[TASK DIRECTIONS]
Each entry below must be repeated exactly, with pictures left out.

* * * * *

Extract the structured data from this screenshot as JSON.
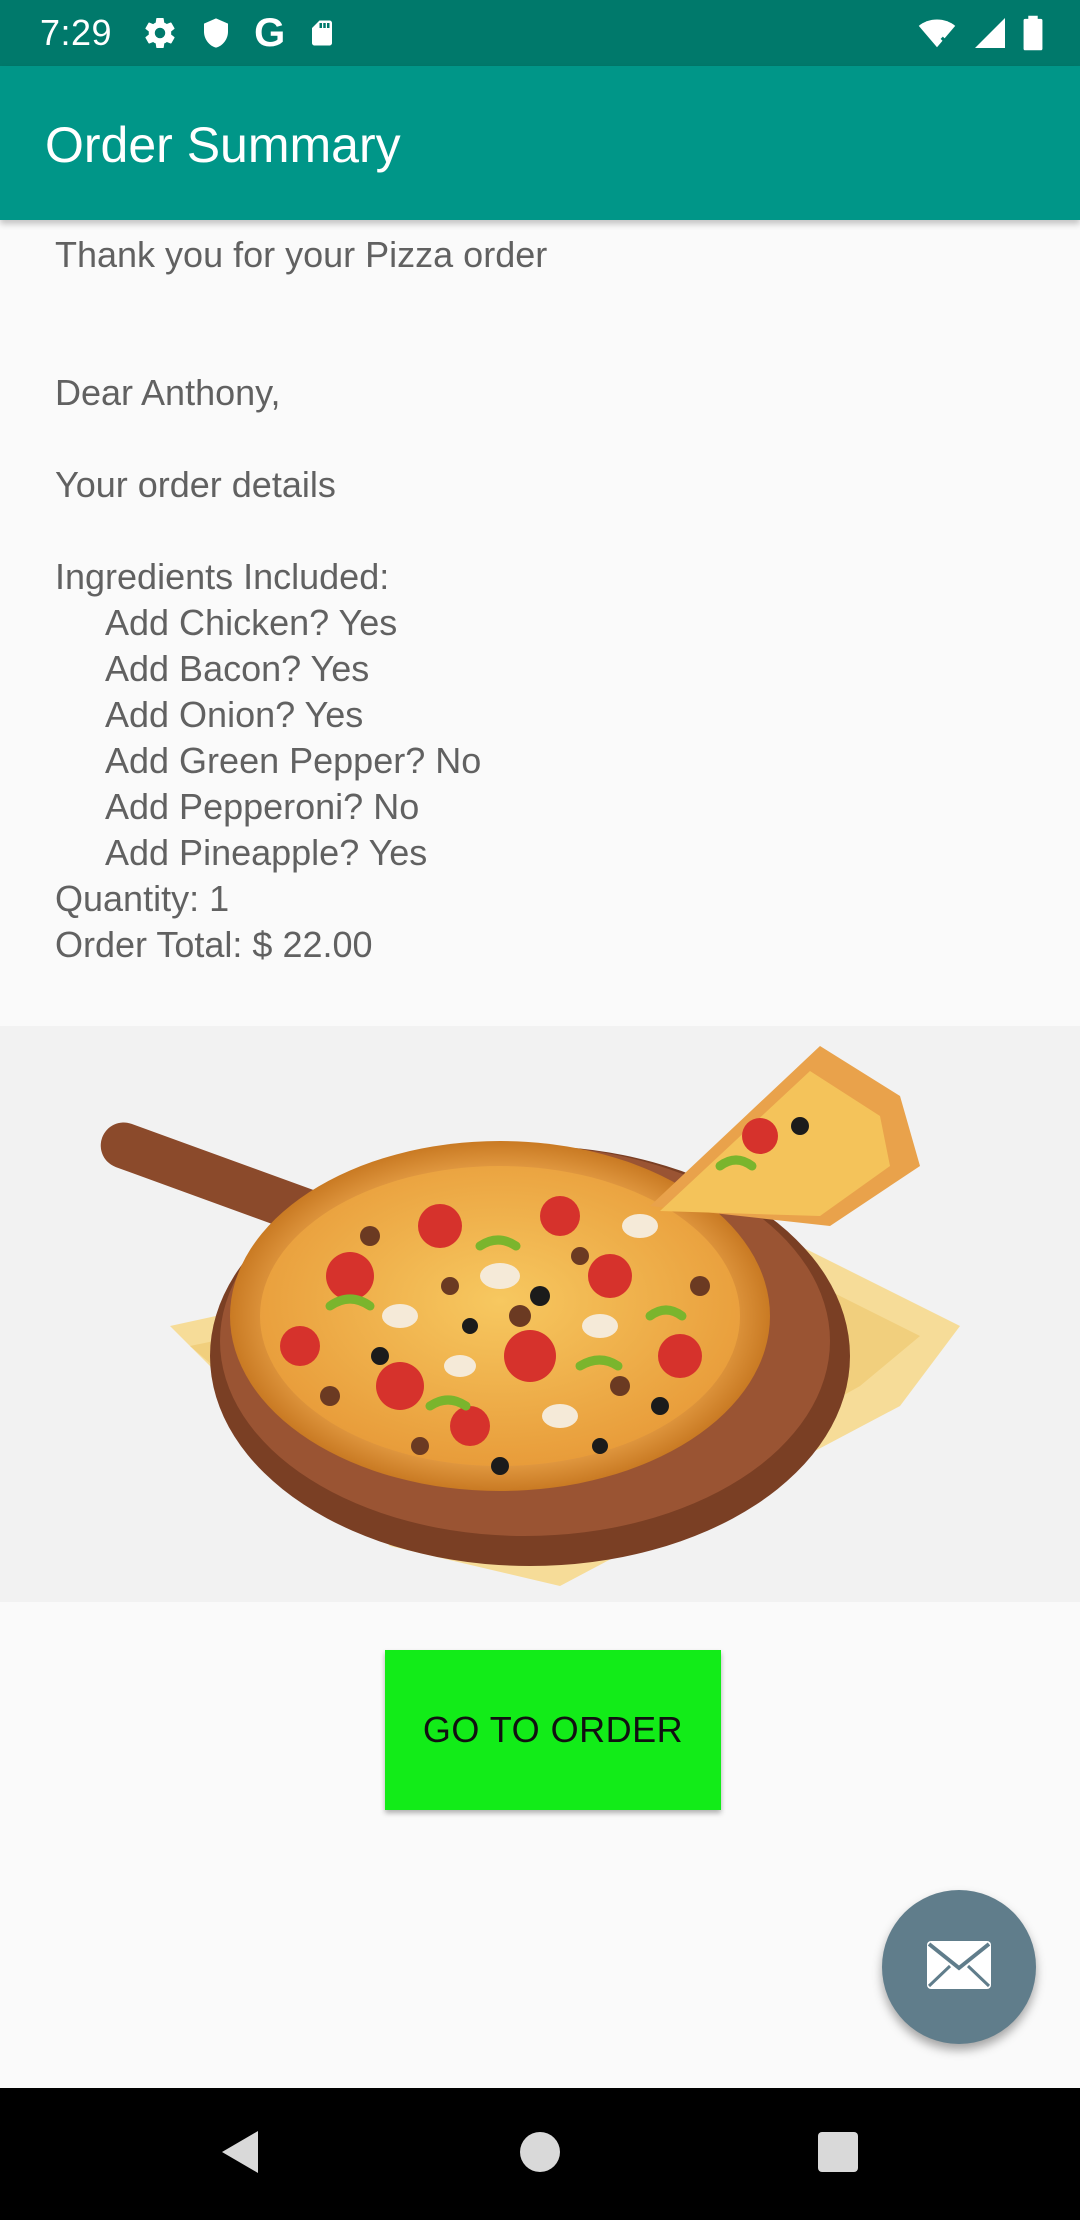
{
  "status_bar": {
    "time": "7:29",
    "left_icons": [
      "gear-icon",
      "shield-icon",
      "google-g-icon",
      "sd-card-icon"
    ],
    "google_glyph": "G",
    "right_icons": [
      "wifi-icon",
      "signal-icon",
      "battery-icon"
    ]
  },
  "app_bar": {
    "title": "Order Summary"
  },
  "summary": {
    "thanks": "Thank you for your Pizza order",
    "greeting": "Dear Anthony,",
    "details_heading": "Your order details",
    "ingredients_heading": "Ingredients Included:",
    "ingredients": [
      "Add Chicken? Yes",
      "Add Bacon? Yes",
      "Add Onion? Yes",
      "Add Green Pepper? No",
      "Add Pepperoni? No",
      "Add Pineapple? Yes"
    ],
    "quantity": "Quantity: 1",
    "total": "Order Total: $ 22.00"
  },
  "image": {
    "subject": "pizza-on-wooden-board"
  },
  "actions": {
    "go_to_order": "GO TO ORDER"
  },
  "fab": {
    "icon": "mail-icon"
  },
  "nav": {
    "icons": [
      "back-icon",
      "home-icon",
      "recents-icon"
    ]
  },
  "colors": {
    "status_bar": "#00796b",
    "app_bar": "#009688",
    "button": "#12ec18",
    "fab": "#607d8b",
    "text": "#616161"
  }
}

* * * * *

[SOLUTION TO THE PROBLEM]
Extract the structured data from this screenshot as JSON.
{
  "status_bar": {
    "time": "7:29",
    "left_icons": [
      "gear-icon",
      "shield-icon",
      "google-g-icon",
      "sd-card-icon"
    ],
    "google_glyph": "G",
    "right_icons": [
      "wifi-icon",
      "signal-icon",
      "battery-icon"
    ]
  },
  "app_bar": {
    "title": "Order Summary"
  },
  "summary": {
    "thanks": "Thank you for your Pizza order",
    "greeting": "Dear Anthony,",
    "details_heading": "Your order details",
    "ingredients_heading": "Ingredients Included:",
    "ingredients": [
      "Add Chicken? Yes",
      "Add Bacon? Yes",
      "Add Onion? Yes",
      "Add Green Pepper? No",
      "Add Pepperoni? No",
      "Add Pineapple? Yes"
    ],
    "quantity": "Quantity: 1",
    "total": "Order Total: $ 22.00"
  },
  "image": {
    "subject": "pizza-on-wooden-board"
  },
  "actions": {
    "go_to_order": "GO TO ORDER"
  },
  "fab": {
    "icon": "mail-icon"
  },
  "nav": {
    "icons": [
      "back-icon",
      "home-icon",
      "recents-icon"
    ]
  },
  "colors": {
    "status_bar": "#00796b",
    "app_bar": "#009688",
    "button": "#12ec18",
    "fab": "#607d8b",
    "text": "#616161"
  }
}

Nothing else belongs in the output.